Changes in identity are critical to managing transitions to recovery from substance and alcohol addictions. Identity change is particularly important for mothers, whose recovery processes are often in the context of critical but complex family relationships and societal expectations. But research and practice often underestimate the relational dimensions that promote or inhibit changes in one’s identity during recovery. Here we analyze data from a study that involved interviews with 30 formerly incarcerated women participating in a community-based substance use treatment program in the Midwest. Drawing from Constructivist Grounded Theory Methods, our analysis identified three factors shaping levels of engagement with family members: (1) the relational consequences of a shared past; (2) ascribing permanence to the old identity of “addict” versus the ability to see women’s capacity to change; and (3) the current provision of caregiving support to participants’ children. Our analysis supports and extends existing research by highlighting how family can both promote and inhibit a recovery identity process.

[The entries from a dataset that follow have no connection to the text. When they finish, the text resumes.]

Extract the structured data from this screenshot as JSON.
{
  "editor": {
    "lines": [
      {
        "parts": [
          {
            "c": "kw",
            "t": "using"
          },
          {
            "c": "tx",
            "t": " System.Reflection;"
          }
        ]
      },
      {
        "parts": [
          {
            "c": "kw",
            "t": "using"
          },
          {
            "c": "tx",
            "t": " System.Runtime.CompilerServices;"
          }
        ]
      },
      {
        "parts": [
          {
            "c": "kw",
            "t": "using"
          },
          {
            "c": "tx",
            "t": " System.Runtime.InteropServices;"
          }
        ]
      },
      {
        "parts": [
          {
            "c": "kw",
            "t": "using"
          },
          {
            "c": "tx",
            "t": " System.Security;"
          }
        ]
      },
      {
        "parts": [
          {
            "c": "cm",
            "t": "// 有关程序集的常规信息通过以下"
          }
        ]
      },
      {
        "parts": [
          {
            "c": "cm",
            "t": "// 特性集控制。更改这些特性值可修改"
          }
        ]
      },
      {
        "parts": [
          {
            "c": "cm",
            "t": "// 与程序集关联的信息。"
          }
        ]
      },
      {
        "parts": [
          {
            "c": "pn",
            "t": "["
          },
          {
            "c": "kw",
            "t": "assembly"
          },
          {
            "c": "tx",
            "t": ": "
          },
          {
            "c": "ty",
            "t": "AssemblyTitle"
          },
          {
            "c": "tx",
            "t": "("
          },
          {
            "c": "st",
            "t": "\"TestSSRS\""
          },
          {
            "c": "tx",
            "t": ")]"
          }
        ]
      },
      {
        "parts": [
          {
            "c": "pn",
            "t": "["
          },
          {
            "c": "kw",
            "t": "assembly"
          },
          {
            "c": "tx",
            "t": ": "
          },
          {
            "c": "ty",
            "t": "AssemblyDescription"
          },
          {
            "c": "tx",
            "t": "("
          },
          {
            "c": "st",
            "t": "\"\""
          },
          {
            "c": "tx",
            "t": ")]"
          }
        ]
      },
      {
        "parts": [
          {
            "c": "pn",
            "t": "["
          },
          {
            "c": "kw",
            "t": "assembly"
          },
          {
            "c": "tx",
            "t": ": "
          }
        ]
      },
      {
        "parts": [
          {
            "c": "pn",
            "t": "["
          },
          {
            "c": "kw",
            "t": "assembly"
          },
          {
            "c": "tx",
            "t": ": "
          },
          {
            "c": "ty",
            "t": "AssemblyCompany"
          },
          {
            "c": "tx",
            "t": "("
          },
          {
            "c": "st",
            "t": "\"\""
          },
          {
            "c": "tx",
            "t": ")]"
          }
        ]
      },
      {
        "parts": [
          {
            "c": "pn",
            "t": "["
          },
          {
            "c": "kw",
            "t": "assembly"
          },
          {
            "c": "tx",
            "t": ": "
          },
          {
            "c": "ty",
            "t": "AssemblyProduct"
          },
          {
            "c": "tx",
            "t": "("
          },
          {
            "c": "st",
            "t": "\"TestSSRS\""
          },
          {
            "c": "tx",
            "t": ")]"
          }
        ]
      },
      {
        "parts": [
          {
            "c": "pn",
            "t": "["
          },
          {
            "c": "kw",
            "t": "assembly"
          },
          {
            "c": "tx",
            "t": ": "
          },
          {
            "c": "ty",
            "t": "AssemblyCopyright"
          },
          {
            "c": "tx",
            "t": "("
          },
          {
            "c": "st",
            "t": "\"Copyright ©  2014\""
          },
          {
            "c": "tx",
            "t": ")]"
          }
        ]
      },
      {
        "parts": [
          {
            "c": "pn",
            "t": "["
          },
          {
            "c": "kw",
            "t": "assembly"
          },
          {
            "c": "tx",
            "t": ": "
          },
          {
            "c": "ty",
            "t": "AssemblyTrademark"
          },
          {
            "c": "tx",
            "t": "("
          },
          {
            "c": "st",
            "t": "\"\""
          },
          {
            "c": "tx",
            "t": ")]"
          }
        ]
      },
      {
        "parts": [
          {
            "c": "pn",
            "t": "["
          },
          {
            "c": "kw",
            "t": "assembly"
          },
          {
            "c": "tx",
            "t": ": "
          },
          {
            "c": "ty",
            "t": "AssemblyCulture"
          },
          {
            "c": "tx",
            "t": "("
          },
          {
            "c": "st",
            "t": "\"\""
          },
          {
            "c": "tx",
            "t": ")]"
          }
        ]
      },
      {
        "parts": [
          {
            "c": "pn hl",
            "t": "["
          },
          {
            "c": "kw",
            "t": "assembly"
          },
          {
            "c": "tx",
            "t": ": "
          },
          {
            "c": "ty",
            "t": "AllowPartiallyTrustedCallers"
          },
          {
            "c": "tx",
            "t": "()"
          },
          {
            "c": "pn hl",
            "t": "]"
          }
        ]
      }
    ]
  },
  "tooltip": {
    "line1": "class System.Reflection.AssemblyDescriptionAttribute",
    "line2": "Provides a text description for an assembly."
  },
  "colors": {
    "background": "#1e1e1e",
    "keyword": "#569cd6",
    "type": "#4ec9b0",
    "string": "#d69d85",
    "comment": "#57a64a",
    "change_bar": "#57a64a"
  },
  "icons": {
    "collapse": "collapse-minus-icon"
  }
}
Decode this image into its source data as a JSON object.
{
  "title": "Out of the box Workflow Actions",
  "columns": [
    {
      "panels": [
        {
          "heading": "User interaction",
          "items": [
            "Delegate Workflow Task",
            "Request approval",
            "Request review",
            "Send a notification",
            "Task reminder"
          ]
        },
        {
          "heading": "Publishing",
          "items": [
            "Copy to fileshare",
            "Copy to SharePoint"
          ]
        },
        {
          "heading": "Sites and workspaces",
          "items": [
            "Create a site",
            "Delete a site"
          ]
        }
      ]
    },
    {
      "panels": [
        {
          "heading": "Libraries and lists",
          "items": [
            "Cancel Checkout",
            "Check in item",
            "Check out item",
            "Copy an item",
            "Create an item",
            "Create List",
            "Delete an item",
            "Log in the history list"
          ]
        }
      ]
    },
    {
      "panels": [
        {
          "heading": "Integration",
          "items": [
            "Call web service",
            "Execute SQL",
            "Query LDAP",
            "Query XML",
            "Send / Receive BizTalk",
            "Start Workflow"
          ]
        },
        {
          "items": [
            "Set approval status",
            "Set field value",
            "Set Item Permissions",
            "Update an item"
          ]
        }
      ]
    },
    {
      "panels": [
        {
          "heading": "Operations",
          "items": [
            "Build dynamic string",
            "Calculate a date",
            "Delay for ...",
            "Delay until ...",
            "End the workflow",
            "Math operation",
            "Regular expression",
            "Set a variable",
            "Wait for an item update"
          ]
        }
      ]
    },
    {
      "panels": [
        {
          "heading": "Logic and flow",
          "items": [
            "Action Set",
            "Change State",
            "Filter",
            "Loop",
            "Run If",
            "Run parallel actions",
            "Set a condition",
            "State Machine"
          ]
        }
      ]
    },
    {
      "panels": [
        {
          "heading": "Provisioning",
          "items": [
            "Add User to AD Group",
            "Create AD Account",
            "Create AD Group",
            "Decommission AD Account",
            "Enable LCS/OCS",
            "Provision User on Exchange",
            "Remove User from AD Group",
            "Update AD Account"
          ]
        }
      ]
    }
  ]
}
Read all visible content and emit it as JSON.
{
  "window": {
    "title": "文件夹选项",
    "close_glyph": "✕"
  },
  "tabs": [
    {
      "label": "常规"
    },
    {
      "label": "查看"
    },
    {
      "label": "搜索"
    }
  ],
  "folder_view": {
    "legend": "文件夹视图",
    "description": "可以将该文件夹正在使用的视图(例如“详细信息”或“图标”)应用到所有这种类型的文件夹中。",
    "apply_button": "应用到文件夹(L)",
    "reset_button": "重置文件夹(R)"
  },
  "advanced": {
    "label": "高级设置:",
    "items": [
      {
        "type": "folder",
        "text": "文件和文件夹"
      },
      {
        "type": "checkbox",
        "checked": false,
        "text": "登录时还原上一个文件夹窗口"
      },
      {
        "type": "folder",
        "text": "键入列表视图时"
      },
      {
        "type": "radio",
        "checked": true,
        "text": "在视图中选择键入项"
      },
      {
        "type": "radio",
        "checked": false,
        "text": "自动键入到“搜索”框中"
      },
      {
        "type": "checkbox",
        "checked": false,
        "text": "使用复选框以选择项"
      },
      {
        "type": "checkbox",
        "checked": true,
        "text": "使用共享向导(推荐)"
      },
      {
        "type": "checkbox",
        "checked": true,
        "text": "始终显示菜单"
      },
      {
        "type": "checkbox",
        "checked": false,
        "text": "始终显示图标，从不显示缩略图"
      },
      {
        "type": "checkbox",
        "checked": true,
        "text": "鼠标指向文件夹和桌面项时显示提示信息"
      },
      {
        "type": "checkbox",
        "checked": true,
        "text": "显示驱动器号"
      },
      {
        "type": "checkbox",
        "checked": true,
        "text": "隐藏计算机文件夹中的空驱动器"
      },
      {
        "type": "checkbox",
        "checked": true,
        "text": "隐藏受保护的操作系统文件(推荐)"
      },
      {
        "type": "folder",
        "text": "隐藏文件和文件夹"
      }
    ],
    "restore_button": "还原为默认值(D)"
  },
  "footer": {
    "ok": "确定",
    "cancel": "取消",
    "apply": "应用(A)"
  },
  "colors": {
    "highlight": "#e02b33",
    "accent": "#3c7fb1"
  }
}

We discuss potential implications for theorizing “recovery” and “identity” as relational and identify key elements to support practices more attuned to the hidden complexity of family support.